++++ Data for analysis
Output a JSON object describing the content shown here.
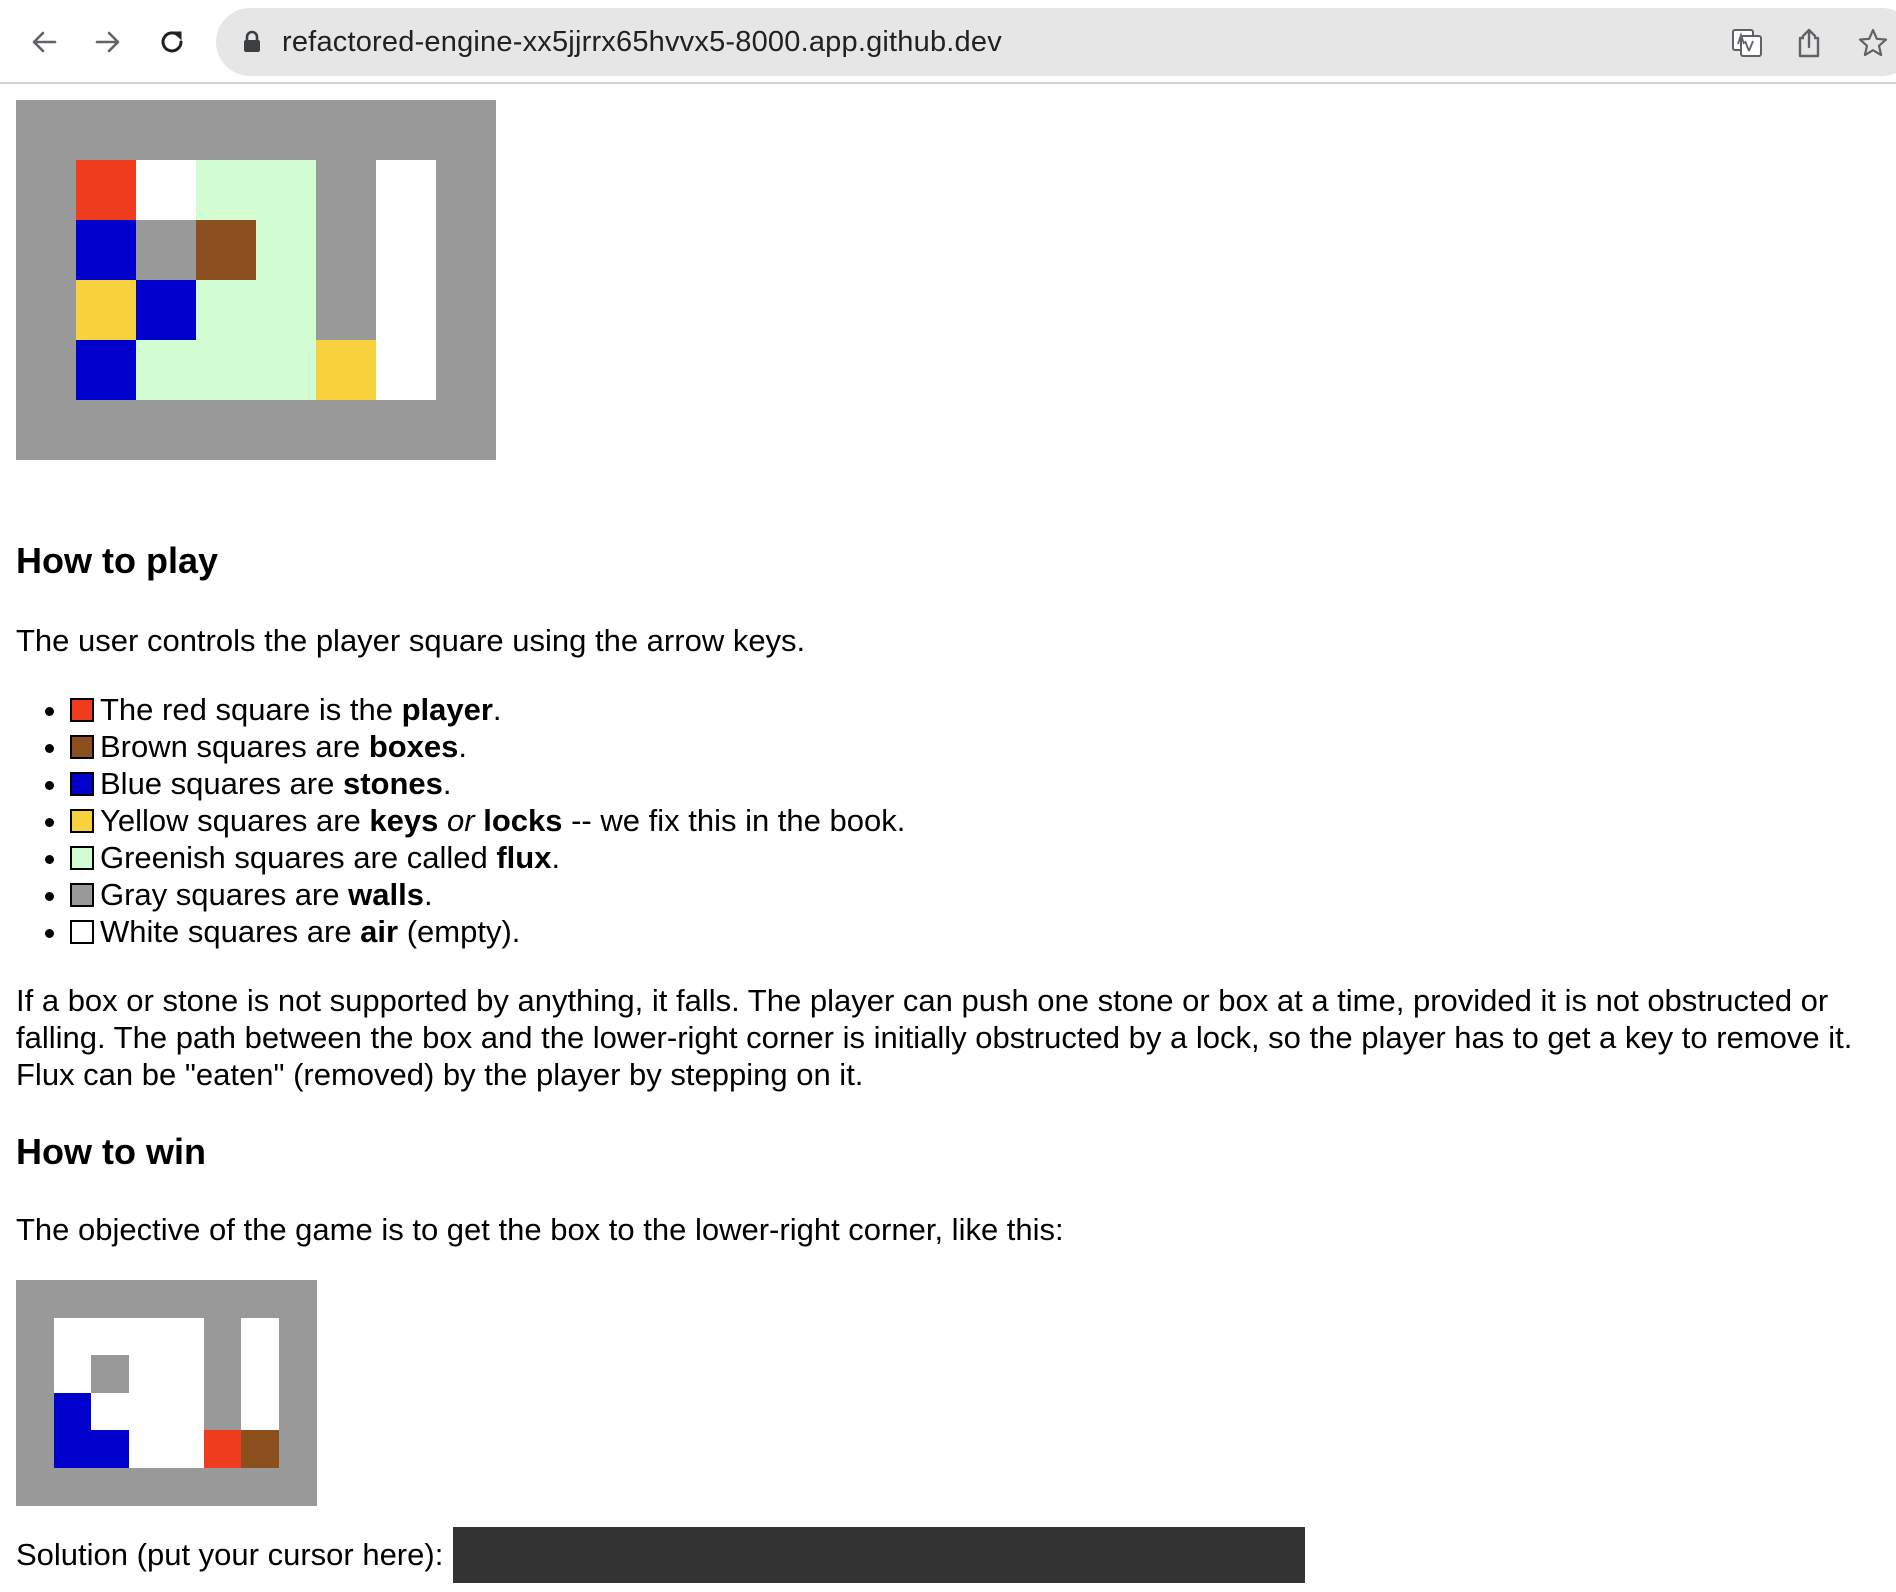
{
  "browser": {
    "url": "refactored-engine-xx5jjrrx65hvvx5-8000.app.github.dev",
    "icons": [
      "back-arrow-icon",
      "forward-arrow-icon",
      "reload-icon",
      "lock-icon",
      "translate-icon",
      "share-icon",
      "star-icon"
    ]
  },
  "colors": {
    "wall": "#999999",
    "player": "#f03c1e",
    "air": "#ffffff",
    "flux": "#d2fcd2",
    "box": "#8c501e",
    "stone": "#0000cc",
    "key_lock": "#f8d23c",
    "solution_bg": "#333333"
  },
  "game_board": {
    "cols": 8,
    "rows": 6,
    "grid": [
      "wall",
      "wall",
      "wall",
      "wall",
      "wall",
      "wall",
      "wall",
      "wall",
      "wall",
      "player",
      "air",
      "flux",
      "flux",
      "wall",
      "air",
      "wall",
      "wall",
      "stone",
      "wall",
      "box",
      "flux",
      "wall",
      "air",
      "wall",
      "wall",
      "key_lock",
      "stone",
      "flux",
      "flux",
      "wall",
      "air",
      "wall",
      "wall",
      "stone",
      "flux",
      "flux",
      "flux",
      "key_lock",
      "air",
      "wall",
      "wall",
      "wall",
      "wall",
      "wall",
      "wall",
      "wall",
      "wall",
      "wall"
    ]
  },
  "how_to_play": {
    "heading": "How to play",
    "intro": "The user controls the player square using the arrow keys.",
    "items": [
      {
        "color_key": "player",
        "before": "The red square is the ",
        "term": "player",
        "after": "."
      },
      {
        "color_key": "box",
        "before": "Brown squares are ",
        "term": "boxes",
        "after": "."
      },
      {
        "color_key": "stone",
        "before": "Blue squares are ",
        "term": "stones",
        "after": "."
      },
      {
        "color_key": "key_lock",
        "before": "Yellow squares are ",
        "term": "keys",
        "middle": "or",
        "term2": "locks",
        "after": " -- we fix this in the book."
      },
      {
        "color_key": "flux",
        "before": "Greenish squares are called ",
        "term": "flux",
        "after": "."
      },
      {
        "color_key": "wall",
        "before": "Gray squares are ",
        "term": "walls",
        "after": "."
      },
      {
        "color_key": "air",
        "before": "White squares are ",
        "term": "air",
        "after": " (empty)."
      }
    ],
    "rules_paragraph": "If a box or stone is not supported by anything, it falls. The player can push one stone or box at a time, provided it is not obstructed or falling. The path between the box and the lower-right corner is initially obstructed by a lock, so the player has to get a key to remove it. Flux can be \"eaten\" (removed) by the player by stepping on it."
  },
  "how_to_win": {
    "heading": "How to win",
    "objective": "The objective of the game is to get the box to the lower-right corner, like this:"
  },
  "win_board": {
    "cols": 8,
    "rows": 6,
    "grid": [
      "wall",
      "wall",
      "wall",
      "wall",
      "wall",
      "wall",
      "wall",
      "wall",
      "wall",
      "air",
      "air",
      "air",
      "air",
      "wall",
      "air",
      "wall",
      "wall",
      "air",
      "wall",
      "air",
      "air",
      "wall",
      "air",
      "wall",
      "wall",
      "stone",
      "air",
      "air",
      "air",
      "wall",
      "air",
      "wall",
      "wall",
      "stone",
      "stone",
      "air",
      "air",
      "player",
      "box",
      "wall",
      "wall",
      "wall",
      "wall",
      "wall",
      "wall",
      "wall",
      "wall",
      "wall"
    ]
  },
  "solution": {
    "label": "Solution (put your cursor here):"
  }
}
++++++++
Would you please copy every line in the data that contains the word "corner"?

    "rules_paragraph": "If a box or stone is not supported by anything, it falls. The player can push one stone or box at a time, provided it is not obstructed or falling. The path between the box and the lower-right corner is initially obstructed by a lock, so the player has to get a key to remove it. Flux can be \"eaten\" (removed) by the player by stepping on it."
    "objective": "The objective of the game is to get the box to the lower-right corner, like this:"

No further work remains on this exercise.